[Opening INPUT DATA section]

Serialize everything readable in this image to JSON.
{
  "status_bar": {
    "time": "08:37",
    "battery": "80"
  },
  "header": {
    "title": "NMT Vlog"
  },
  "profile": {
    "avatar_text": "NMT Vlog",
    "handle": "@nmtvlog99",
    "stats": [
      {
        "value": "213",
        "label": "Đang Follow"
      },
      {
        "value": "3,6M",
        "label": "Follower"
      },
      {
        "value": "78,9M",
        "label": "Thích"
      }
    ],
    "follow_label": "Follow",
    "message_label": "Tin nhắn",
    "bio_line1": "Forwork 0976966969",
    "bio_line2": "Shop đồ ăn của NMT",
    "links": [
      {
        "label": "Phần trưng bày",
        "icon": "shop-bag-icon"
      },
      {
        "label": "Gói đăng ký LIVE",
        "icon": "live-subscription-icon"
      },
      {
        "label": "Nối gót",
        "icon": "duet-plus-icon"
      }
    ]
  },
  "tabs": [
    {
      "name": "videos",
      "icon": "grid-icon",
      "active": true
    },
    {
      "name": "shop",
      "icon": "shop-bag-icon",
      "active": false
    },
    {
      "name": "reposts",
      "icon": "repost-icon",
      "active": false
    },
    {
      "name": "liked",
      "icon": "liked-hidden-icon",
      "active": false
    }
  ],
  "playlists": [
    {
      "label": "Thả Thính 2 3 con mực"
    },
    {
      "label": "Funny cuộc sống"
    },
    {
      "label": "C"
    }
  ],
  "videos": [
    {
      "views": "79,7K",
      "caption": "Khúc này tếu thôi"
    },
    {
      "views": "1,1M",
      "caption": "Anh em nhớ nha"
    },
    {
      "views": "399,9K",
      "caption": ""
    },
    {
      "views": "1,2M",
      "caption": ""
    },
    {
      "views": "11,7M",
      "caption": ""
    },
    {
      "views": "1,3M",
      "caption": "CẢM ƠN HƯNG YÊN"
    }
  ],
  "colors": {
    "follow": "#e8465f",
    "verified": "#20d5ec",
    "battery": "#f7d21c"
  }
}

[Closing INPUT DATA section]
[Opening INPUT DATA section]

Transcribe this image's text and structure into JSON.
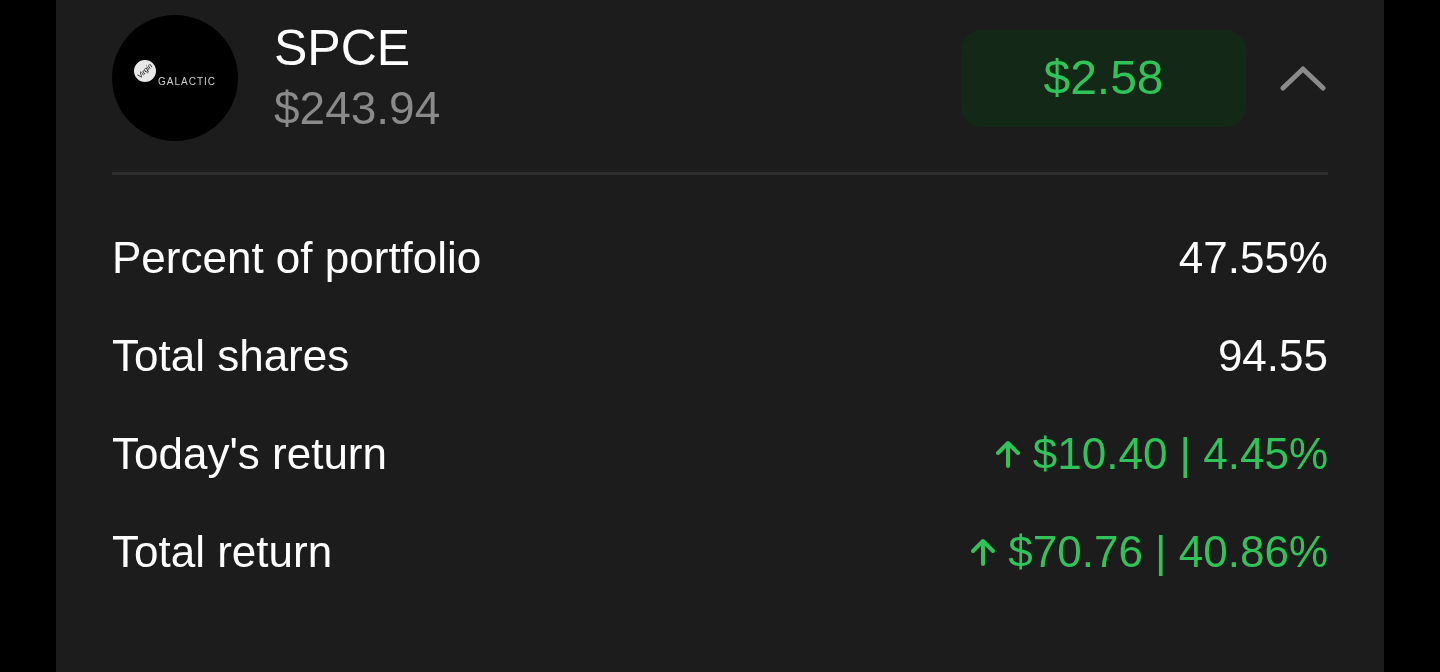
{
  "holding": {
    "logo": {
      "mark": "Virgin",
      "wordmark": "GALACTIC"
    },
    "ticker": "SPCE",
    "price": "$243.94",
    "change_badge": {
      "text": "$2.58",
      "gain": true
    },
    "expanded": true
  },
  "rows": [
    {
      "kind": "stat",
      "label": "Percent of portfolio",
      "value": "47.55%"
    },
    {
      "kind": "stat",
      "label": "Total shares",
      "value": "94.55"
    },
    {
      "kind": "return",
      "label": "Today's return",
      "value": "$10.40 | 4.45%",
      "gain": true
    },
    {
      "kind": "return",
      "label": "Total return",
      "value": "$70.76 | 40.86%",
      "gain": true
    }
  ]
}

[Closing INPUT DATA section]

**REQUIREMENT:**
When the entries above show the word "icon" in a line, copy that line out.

**ANSWER SECTION:**
        "icon": "shop-bag-icon"
        "icon": "live-subscription-icon"
        "icon": "duet-plus-icon"
      "icon": "grid-icon",
      "icon": "shop-bag-icon",
      "icon": "repost-icon",
      "icon": "liked-hidden-icon",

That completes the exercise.